Return each line in the records below that includes "meat".

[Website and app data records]

____________

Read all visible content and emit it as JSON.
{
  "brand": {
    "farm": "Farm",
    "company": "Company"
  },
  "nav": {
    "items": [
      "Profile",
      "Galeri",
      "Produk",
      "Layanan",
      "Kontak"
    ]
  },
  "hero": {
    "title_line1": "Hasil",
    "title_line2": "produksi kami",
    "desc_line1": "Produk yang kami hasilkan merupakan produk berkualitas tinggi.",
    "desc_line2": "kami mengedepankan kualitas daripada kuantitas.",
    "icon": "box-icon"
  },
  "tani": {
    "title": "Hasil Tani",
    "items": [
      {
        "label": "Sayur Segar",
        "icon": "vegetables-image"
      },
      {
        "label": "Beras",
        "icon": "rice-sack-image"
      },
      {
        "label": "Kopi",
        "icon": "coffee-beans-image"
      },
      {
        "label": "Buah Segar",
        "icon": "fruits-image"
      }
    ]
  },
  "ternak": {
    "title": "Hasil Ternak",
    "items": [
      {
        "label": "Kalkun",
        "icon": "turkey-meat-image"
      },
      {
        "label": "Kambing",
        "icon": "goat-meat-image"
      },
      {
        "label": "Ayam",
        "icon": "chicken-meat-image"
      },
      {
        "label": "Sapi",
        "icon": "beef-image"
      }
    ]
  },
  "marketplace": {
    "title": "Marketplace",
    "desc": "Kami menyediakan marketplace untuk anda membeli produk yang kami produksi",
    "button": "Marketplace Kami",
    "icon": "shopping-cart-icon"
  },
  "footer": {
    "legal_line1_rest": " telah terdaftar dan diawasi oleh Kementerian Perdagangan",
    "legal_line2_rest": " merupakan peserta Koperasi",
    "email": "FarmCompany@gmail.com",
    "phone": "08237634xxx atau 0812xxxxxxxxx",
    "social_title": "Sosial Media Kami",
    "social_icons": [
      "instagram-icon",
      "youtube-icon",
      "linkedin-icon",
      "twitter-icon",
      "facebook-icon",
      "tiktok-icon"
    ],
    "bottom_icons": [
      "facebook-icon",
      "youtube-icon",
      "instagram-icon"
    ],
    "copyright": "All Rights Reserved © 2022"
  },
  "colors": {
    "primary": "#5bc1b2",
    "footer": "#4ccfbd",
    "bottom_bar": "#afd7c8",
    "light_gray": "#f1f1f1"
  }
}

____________

- Result below -
        "icon": "turkey-meat-image"
        "icon": "goat-meat-image"
        "icon": "chicken-meat-image"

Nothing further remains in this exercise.